◆ **What is expected**: Please reproduce the entries exactly as they appear below, but not the pictures.

======== Data records

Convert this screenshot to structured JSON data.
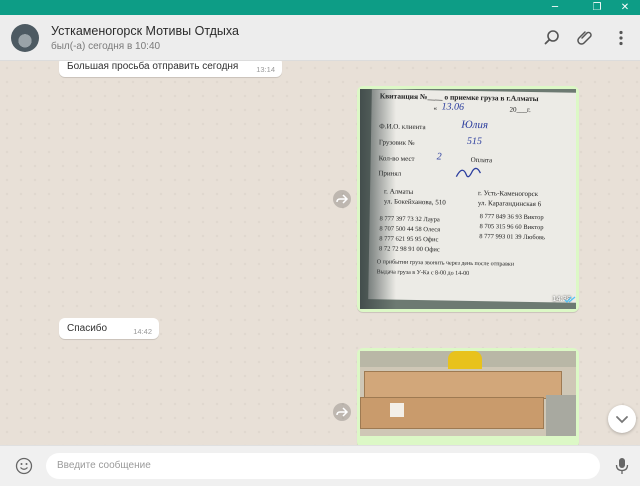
{
  "window": {
    "accent": "#0d9d86",
    "minimize_glyph": "─",
    "restore_glyph": "❐",
    "close_glyph": "✕"
  },
  "chat": {
    "title": "Усткаменогорск Мотивы Отдыха",
    "status": "был(-а) сегодня в 10:40"
  },
  "header_icons": [
    "search-icon",
    "paperclip-icon",
    "more-icon"
  ],
  "messages": {
    "m1": {
      "text": "Большая просьба отправить сегодня",
      "time": "13:14"
    },
    "m2": {
      "time": "14:38"
    },
    "m3": {
      "text": "Спасибо",
      "time": "14:42"
    }
  },
  "receipt": {
    "title": "Квитанция №____ о приемке груза в г.Алматы",
    "date_label": "«",
    "date_hand": "13.06",
    "year_suffix": "20___г.",
    "fio_label": "Ф.И.О. клиента",
    "fio_hand": "Юлия",
    "truck_label": "Грузовик №",
    "truck_hand": "515",
    "seats_label": "Кол-во мест",
    "seats_hand": "2",
    "payment_label": "Оплата",
    "accepted_label": "Принял",
    "city_a": "г. Алматы",
    "addr_a": "ул. Бокейханова, 510",
    "city_b": "г. Усть-Каменогорск",
    "addr_b": "ул. Карагандинская 6",
    "phones_a": [
      "8 777 397 73 32  Лаура",
      "8 707 500 44 58  Олеся",
      "8 777 621 95 95  Офис",
      "8 72 72 98 91 00  Офис"
    ],
    "phones_b": [
      "8 777 849 36 93  Виктор",
      "8 705 315 96 60  Виктор",
      "8 777 993 01 39  Любовь"
    ],
    "note1": "О прибытии груза звонить через день после отправки",
    "note2": "Выдача груза в У-Ка с 8-00 до 14-00"
  },
  "composer": {
    "placeholder": "Введите сообщение"
  },
  "colors": {
    "incoming": "#ffffff",
    "outgoing": "#dcf8c6",
    "background": "#e5ddd5",
    "read_ticks": "#4fc3f7"
  }
}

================

◆ **Written solution**:
Convert this screenshot to structured JSON data.
{
  "window": {
    "accent": "#0d9d86",
    "minimize_glyph": "─",
    "restore_glyph": "❐",
    "close_glyph": "✕"
  },
  "chat": {
    "title": "Усткаменогорск Мотивы Отдыха",
    "status": "был(-а) сегодня в 10:40"
  },
  "header_icons": [
    "search-icon",
    "paperclip-icon",
    "more-icon"
  ],
  "messages": {
    "m1": {
      "text": "Большая просьба отправить сегодня",
      "time": "13:14"
    },
    "m2": {
      "time": "14:38"
    },
    "m3": {
      "text": "Спасибо",
      "time": "14:42"
    }
  },
  "receipt": {
    "title": "Квитанция №____ о приемке груза в г.Алматы",
    "date_label": "«",
    "date_hand": "13.06",
    "year_suffix": "20___г.",
    "fio_label": "Ф.И.О. клиента",
    "fio_hand": "Юлия",
    "truck_label": "Грузовик №",
    "truck_hand": "515",
    "seats_label": "Кол-во мест",
    "seats_hand": "2",
    "payment_label": "Оплата",
    "accepted_label": "Принял",
    "city_a": "г. Алматы",
    "addr_a": "ул. Бокейханова, 510",
    "city_b": "г. Усть-Каменогорск",
    "addr_b": "ул. Карагандинская 6",
    "phones_a": [
      "8 777 397 73 32  Лаура",
      "8 707 500 44 58  Олеся",
      "8 777 621 95 95  Офис",
      "8 72 72 98 91 00  Офис"
    ],
    "phones_b": [
      "8 777 849 36 93  Виктор",
      "8 705 315 96 60  Виктор",
      "8 777 993 01 39  Любовь"
    ],
    "note1": "О прибытии груза звонить через день после отправки",
    "note2": "Выдача груза в У-Ка с 8-00 до 14-00"
  },
  "composer": {
    "placeholder": "Введите сообщение"
  },
  "colors": {
    "incoming": "#ffffff",
    "outgoing": "#dcf8c6",
    "background": "#e5ddd5",
    "read_ticks": "#4fc3f7"
  }
}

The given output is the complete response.